Monitoring the condition of a river, stream, or lake includes gathering physical, chemical, biological, and habitat data. Comprehensive studies often gather all these parameters in great detail, while lighter assessment events will involve sampling physical, chemical and biological data such as macroinvertebrates. Aquatic macroinvertebrates and fish communities integrate watershed or catchment condition, providing great insight into overall ecosystem health. Chemical and habitat parameters tell researchers more about human induced problems including contaminated runoff, point source dischargers, or habitat issues that foster or limit the potential of aquatic communities to thrive in a given area. Wisconsin's Water Monitoring Strategy was recenty updated.
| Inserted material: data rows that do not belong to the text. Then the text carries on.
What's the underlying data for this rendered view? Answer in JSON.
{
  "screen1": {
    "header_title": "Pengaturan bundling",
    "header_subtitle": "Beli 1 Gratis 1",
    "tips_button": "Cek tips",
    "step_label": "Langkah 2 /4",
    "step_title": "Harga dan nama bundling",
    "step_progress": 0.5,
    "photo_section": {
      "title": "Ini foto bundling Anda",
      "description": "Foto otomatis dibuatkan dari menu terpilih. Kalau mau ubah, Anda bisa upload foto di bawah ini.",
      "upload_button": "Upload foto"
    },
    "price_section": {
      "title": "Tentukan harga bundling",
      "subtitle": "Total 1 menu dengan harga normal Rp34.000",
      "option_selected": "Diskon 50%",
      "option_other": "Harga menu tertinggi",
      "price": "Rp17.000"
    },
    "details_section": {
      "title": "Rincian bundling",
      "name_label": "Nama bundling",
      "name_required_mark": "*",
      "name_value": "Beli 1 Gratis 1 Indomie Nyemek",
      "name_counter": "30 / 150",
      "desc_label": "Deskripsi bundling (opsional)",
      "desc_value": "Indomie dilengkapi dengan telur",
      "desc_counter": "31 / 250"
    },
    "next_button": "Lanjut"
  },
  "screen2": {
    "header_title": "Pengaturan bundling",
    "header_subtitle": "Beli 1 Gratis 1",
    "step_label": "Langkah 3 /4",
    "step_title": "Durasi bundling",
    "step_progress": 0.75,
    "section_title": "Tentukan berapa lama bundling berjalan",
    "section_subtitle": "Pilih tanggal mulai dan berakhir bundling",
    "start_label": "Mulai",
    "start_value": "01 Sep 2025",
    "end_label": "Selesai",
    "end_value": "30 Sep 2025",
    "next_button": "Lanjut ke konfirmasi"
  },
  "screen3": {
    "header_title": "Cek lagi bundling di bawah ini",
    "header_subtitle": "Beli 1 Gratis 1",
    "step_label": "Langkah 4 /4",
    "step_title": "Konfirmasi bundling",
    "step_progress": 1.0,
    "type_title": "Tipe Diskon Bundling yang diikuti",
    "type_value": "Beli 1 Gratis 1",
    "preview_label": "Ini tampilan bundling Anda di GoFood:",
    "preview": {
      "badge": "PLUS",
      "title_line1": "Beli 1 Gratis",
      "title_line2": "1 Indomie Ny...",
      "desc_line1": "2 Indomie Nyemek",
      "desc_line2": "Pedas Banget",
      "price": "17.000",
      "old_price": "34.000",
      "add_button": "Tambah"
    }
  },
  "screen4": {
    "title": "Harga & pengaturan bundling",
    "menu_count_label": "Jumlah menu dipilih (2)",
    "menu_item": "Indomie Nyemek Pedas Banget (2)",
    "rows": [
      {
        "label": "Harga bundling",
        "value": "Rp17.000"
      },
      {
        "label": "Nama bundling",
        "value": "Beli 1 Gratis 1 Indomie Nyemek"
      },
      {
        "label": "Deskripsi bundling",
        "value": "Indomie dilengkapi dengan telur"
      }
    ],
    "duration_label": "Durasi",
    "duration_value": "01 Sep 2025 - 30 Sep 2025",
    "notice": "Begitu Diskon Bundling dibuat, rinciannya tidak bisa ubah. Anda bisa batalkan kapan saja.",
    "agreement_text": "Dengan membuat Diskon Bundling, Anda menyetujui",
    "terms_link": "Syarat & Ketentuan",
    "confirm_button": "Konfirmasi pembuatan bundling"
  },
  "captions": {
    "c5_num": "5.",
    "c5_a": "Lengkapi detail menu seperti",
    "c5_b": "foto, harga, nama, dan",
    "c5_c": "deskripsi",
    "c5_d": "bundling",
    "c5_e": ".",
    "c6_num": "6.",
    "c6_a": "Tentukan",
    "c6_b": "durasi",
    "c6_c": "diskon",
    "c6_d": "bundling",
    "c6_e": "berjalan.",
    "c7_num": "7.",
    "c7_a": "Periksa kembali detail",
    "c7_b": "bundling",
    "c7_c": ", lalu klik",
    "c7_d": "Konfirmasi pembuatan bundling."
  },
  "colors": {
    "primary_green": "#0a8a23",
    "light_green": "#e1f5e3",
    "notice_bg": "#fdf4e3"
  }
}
Grants and Management Projects

Monitoring Projects

Watershed Characteristics

Mud Lake is located in the Lake Chetek watershed which is 212.00 miĀ². Land use in the watershed is primarily forest (48.80%), agricultural (19.70%) and a mix of grassland (14.50%) and other uses (17.00%). This watershed has 270.25 stream miles, 2,008.86 lake acres and 10,678.22 wetland acres.

Nonpoint Source Characteristics
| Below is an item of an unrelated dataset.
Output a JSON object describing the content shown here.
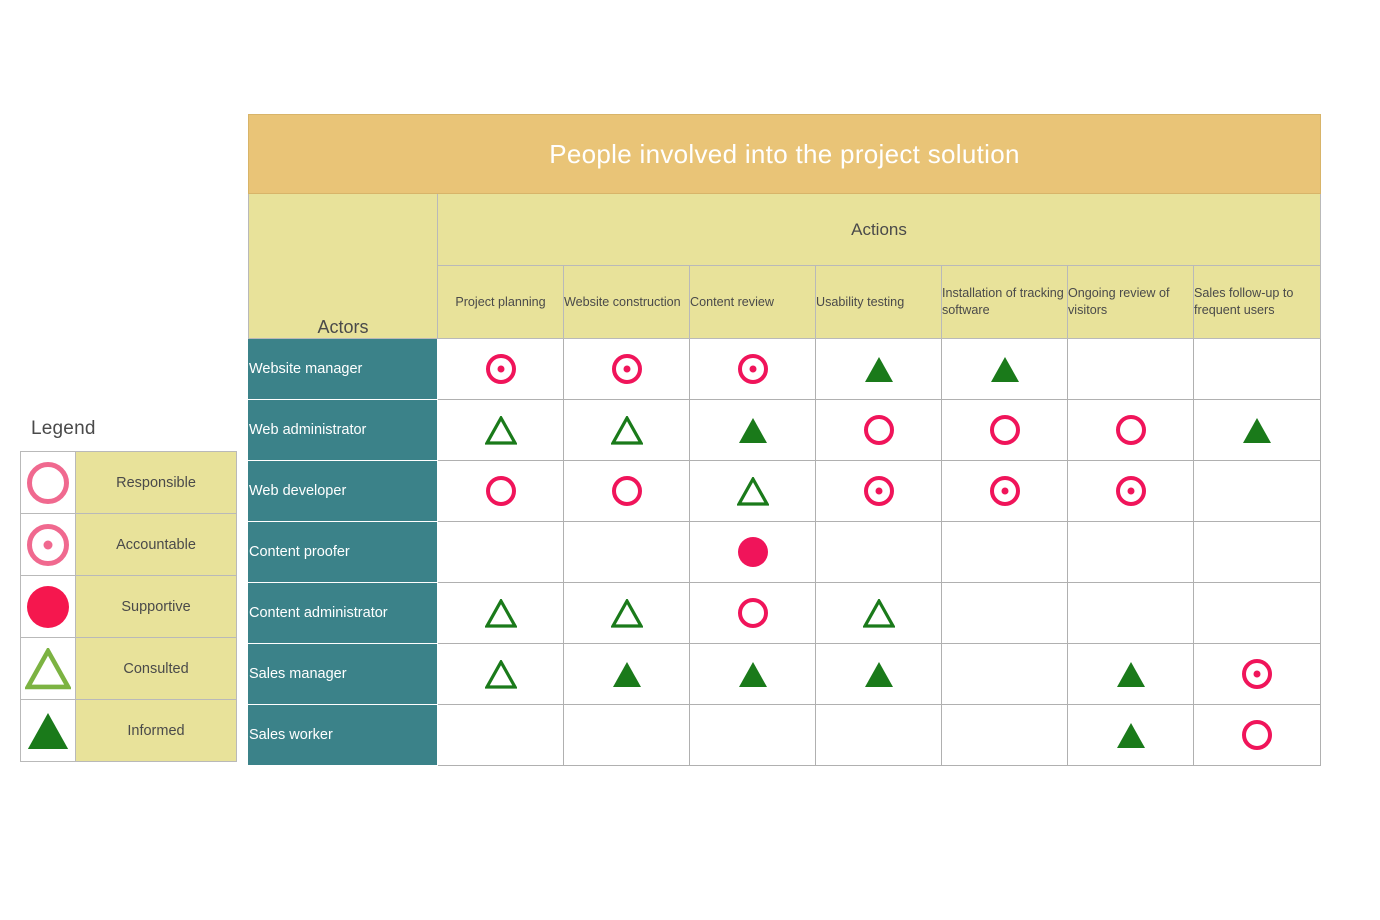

This watershed is ranked Medium for runoff impacts on streams, High for runoff impacts on lakes and High for runoff impacts on groundwater and therefore has an overall rank of High. This value can be used in ranking the watershed or individual waterbodies for grant funding under state and county programs.However, all waters are affected by diffuse pollutant sources regardless of initial water quality. Applications for specific runoff projects under state or county grant programs may be pursued. For more information, go to surface water program grants.

Natural Community

Mud (Ojaski) Lake is considered a Reservoir under the state's Natural Community Determinations.

Natural communities (stream and lake natural communities) represent model resultsand DNR staff valiation processes that confirm or update predicted conditions based on flow and temperature modeling from historic and current landscape features and related variables. Predicated flow and temperatures for waters are associated predicated fish assemblages (communities). Biologists evaluate the model results against current survey data to determine if the modeled results are corect and whether biological indicators show water quaity degradation. This analysis is a core component of the state's resource management framework. Wisconsin's Riverine Natural Communities.